Poetry Editorial Board member David Eso talks with the 2023 Open Season Poetry Award winner about the value of a trusted first reader, the telescoping of time, and the geographic, mythological, religious, and cultural landscapes of home in her poem, "Interview with a Cervidologist."
DE: Your poem’s literary and animalistic surfaces play out against a political backdrop—namely, recent changes to abortion laws in the United States and Georgia House Bill 48 (which you reference). Why did you choose to make deer central to this politically charged poem?
The moment that comes to mind is when I found the poem’s ending point. I came across a Northern Wilds article from 2015, in which there was a quote by the author-hunter Shawn Perich: “Maybe Sigmund Freud, were he a deer hunter, would have an explanation. Perhaps, by going inside a dark box, the modern deer hunter re-enters the womb.” A hunter’s dark romanticization of the body he came from as synonymous with the body he hunts, as well as the implications of a fraught character like Freud, brought all of these political anxieties to the surface. The animal fear that myself and loved ones have felt in this political landscape suddenly had a body.
Read the rest of Caroline Harper New's interview.
Deepa Rajagopalan, Open Season Fiction Award winner
Volunteer Anne Hung talks with the 2023 Open Season Fiction Award winner about truth telling in fiction, finding ways to hold beauty, and how our experiences shape the way we respond to powerlessness in her story, "Cake."

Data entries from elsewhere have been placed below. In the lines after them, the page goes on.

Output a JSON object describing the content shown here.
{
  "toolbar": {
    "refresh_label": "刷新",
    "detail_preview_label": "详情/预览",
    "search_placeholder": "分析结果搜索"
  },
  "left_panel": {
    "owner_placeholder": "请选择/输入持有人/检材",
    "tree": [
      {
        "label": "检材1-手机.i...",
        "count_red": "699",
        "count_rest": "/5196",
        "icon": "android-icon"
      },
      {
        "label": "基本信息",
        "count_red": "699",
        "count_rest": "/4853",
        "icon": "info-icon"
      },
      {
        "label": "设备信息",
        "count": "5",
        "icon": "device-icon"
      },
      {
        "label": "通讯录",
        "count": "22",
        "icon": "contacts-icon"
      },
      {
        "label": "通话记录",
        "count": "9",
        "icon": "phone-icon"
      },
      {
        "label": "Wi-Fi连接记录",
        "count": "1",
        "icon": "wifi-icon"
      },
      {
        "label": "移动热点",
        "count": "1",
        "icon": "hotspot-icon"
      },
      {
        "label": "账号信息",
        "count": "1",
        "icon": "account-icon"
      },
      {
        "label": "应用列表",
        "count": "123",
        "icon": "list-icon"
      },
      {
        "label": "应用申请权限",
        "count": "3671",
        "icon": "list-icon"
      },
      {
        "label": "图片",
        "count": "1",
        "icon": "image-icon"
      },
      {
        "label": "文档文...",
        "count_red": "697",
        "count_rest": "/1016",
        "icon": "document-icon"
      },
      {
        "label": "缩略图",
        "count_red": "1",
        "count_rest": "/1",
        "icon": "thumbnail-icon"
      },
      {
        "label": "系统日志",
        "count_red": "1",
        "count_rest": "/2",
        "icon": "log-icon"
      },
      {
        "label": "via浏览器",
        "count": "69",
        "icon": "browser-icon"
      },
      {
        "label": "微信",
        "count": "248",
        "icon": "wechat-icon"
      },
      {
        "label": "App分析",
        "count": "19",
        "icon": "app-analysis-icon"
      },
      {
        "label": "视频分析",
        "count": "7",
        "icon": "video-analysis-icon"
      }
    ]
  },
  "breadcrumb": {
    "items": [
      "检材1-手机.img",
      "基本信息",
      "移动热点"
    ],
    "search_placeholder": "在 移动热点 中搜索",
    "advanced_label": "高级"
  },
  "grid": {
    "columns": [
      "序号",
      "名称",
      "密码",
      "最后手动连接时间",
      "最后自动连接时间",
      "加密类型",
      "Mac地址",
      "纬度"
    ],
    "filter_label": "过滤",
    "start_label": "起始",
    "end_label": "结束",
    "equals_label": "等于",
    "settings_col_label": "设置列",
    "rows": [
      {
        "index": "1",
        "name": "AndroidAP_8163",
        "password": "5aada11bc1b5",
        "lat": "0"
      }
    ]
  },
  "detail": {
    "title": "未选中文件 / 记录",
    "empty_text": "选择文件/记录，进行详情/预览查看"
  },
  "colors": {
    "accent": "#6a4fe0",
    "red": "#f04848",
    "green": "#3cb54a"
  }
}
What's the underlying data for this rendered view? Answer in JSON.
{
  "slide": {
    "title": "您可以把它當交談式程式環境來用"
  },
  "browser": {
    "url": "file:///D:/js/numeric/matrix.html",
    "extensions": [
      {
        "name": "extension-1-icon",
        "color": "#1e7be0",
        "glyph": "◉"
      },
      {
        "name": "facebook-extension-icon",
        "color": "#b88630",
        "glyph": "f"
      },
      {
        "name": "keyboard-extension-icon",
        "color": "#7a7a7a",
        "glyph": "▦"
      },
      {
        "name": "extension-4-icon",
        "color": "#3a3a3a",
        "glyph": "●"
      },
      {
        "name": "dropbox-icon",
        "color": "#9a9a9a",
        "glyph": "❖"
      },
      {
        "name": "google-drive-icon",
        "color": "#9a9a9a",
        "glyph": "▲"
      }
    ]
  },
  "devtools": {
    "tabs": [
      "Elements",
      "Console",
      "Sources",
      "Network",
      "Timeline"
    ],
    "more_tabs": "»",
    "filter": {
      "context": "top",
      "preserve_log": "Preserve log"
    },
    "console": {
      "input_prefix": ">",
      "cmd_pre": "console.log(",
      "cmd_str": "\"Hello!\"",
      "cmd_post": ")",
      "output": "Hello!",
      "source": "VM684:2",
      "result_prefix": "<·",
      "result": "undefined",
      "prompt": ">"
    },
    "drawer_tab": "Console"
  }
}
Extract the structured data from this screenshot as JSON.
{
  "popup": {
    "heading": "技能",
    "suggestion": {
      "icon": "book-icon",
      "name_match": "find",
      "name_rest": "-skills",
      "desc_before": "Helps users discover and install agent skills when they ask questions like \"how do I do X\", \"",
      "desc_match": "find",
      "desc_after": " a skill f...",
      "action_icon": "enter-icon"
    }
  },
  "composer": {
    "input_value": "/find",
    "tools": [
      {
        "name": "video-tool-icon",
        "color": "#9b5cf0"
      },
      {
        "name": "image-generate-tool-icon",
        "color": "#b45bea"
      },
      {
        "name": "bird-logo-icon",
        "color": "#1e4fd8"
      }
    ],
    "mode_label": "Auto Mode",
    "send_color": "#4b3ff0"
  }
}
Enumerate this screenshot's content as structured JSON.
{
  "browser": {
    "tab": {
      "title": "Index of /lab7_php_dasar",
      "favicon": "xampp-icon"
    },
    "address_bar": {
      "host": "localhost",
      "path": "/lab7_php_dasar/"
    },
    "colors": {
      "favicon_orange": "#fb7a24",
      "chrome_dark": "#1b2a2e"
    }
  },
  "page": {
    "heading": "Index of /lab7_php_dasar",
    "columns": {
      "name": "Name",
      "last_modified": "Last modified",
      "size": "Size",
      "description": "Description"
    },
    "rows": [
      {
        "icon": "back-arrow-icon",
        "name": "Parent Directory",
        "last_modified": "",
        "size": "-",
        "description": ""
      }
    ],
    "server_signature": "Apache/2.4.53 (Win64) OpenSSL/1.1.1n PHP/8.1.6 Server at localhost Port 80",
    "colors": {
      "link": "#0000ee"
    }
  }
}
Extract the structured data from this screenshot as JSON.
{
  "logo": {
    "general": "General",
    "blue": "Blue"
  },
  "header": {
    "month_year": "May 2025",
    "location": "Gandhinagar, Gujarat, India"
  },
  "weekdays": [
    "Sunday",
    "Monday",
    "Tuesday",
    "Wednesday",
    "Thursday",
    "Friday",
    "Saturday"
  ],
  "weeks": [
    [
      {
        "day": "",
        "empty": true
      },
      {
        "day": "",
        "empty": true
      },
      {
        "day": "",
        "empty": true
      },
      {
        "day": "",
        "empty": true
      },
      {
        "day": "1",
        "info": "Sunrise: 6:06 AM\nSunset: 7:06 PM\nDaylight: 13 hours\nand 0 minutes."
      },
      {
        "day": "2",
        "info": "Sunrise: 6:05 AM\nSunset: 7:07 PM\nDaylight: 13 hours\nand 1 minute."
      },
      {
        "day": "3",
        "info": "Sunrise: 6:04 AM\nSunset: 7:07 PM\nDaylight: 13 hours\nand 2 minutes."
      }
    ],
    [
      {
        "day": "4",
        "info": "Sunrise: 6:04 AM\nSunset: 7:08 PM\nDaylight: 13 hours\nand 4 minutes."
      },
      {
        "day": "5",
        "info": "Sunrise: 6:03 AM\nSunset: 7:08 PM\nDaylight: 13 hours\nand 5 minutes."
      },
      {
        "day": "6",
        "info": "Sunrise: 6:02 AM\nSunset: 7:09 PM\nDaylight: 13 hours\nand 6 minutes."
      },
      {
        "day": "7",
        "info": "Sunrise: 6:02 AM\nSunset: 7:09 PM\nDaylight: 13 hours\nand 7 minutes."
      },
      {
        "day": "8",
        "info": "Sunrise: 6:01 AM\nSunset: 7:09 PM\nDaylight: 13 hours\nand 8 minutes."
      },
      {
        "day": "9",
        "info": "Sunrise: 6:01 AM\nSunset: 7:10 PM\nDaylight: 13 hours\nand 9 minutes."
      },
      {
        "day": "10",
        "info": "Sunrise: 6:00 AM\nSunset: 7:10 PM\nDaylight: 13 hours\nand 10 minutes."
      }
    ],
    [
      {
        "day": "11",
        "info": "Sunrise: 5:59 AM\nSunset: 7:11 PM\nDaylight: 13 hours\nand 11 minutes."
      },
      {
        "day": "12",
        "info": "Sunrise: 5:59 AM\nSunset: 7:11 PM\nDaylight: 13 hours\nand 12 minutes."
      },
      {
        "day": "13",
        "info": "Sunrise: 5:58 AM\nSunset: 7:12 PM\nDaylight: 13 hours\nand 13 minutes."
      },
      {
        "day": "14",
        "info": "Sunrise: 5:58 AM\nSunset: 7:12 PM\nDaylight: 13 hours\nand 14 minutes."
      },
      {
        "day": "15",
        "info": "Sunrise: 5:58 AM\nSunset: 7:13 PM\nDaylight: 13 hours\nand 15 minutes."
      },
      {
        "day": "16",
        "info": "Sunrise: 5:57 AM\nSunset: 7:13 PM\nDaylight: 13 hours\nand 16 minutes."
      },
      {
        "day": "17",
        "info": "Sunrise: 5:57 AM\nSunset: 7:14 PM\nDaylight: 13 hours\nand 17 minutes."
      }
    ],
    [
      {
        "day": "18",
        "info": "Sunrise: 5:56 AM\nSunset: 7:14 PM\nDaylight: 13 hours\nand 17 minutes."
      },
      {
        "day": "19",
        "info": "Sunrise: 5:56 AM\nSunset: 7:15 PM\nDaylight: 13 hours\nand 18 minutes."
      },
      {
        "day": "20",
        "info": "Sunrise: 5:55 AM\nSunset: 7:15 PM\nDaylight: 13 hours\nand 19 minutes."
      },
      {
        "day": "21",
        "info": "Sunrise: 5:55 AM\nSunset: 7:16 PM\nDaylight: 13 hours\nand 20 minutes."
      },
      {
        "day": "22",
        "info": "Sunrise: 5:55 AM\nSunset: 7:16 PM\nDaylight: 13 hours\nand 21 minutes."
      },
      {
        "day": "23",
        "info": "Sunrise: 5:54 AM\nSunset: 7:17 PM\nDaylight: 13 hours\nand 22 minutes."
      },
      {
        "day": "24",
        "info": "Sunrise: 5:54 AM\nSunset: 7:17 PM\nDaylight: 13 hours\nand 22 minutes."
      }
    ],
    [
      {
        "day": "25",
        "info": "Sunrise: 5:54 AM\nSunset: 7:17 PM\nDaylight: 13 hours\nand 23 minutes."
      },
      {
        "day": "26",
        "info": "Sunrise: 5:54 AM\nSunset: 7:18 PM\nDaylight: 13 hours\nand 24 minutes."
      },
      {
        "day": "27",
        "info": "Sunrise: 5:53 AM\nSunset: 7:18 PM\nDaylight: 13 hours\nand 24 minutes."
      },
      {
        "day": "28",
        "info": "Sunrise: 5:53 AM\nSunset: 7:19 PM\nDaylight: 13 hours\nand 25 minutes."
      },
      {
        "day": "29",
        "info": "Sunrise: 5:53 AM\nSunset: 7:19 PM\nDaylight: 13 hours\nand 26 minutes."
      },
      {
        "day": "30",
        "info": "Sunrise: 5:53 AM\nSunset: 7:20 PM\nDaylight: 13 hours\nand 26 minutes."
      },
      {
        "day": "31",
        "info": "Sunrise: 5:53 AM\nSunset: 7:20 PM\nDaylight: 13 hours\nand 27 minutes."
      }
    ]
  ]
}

AH: “Cake,” similar to another of your award-winning stories “Peacocks of Instagram,” provides an intimate look into the protagonist’s life, thoughts, and feelings as an immigrant worker experiencing discrimination and fighting to survive. Can you speak to these parallels and how your writing has evolved between these two stories?
I am fascinated by power. Who has it? Who doesn’t? Who gets to claim theirs? How do our experiences shape how we respond to being powerless?
When I started to write “Cake,” I was thinking about the MeToo movement, and the ways in which power is taken from women. A large portion of the MeToo conversation was geared towards celebrities, but I wanted to talk about it in the context of someone who has a lot less privilege. Rania’s environment presents her with a number of disadvantages. She’s a woman. She’s poor. She works as a housekeeper. She’s also an immigrant though that is not explicitly said in the story. She loses a job opportunity to Jasper, someone way less qualified than her because he was a privileged man. We see this all the time. But what she does from there, how she navigates that landscape, what it means for her to feel safe, these are the things I wanted to talk about.
Read the rest of Deepa Rajagopalan's interview.